The time has come for me to voice publicly what I have privately grumbled about for many years….THE CHARTS!
Now at the outset I declare that I am not having a stab at the presenters or the radio stations that prepare charts and I will explain as this rambles on. I am endeavouring to warn the young and not so young acts, and some of their publicists, not to rely on “the charts” as many do.
Let’s look at the charts that are most popular (I will not be specific but it’s apparent to acts and industry folk). There is a ‘National” Top 30 Chart that gets quoted constantly in press releases, interviews and on web sites and social media by artists, usually in the following way, “my new single has entered the chart at number 28 this week”.

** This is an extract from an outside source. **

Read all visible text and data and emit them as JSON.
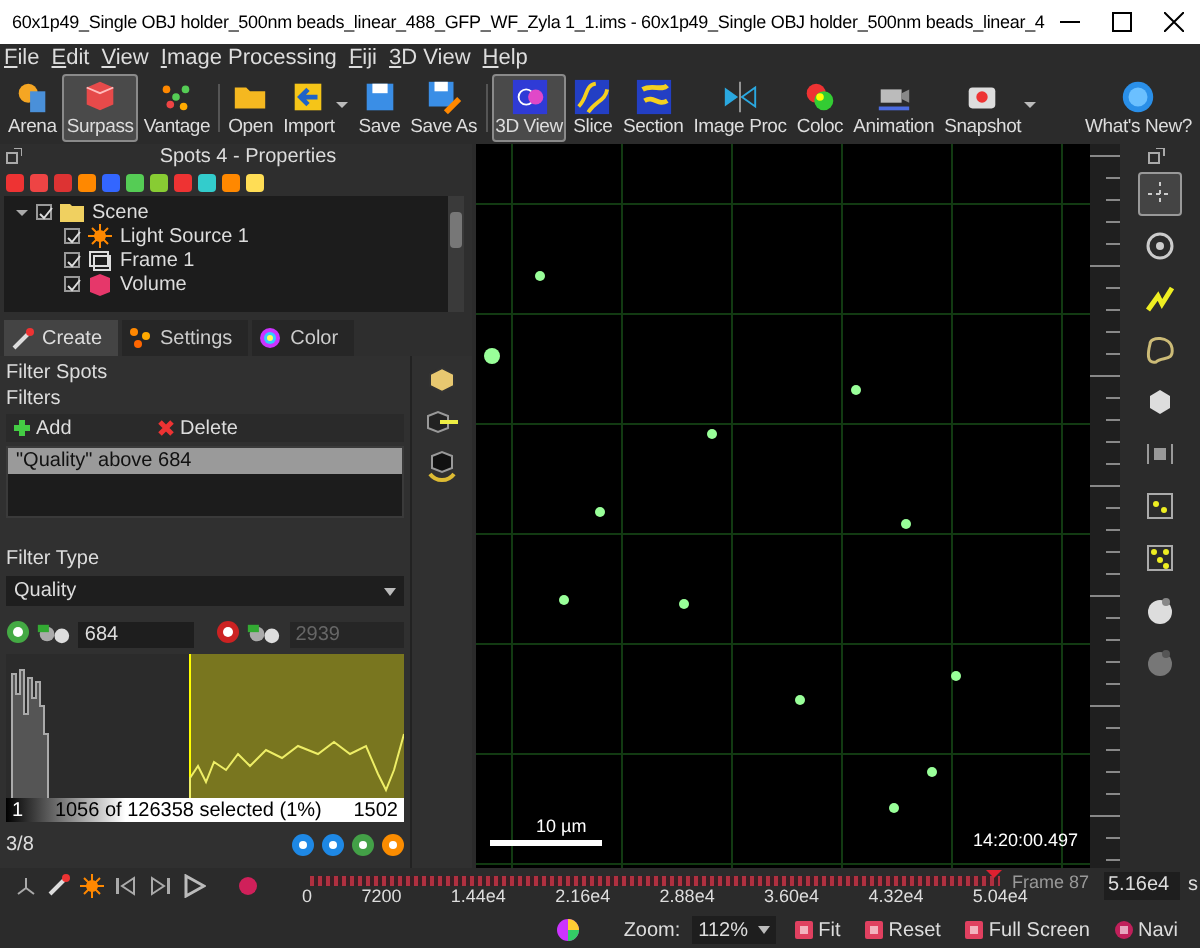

Now this is all good news for the artists? No not really. They have been bamboozled by the thought that they are achieving greatness by a song charting. If those charts are sales based and can be audited, iTunes etc. then I have no difficulty with that, but these radio “charts” are made up.
Yes made up!
They are lists compiled by a radio presenter or programme that reflect the music that they play. It’s a very useful presentation tool that has proved its worth for many years. (For many years on Saturday Night Country I presented the Australian ARIA Chart. It was sales based and gave a good idea of album sales.) The chart can give consistency to music that played and create an interest in what’s “Number 1” (It’s not so interesting now as those halcyon days of Top 40 radio in the 60’s and 70’s, most of those charts were made up as well)
So as a tool it can be very effective and all it means in our very small Australian country music world is that your song is being played by that presenter and that radio station or network……nothing else.
Now it’s a good thing that your music is being heard but ask yourself the question “heard by how many?” Sadly the available listening audience is not very large and if you have a song being played on a Community Station the audience reach can be measured only in the hundreds at best. This is no reflection on those stations. It’s a fact of modern broadcasting life, radio audiences are diminishing as other forms of broadcasting impinge and compete. Even, I would suggest, the National Broadcasters weekly show would have a smaller audience than in previous years.
So as an artist be grateful that those “charts’ are declaring that your music is being played by that presenter or show, nothing else, and if you were honest it’s good for the ego, and that’s part of the chart appeal. It will make you feel OK. But how many times do I hear, that a certain presenter is not playing my new song and I want it to chart! Or “he doesn’t like me and won’t play my song”
Says it all for me!
So I know that I will still get release after release, email after email, tweet after tweet and endless facebook posts declaring that “my song is number 98 on the top 100 in woop woop” and nothing will change. But I do so wish it would and that everyone takes a good dose of reality and use the charts as nothing more than a device used to create a radio programme that’s all and nothing else.
One final thing, ask yourself the question, will my career be worse off if there were no Country music charts, I don’t think so?
So next time you write that email, tweet, facebook post, or press release think of your credibility and whether anyone really cares about your song charting. I hope other than near family do, but I doubt it.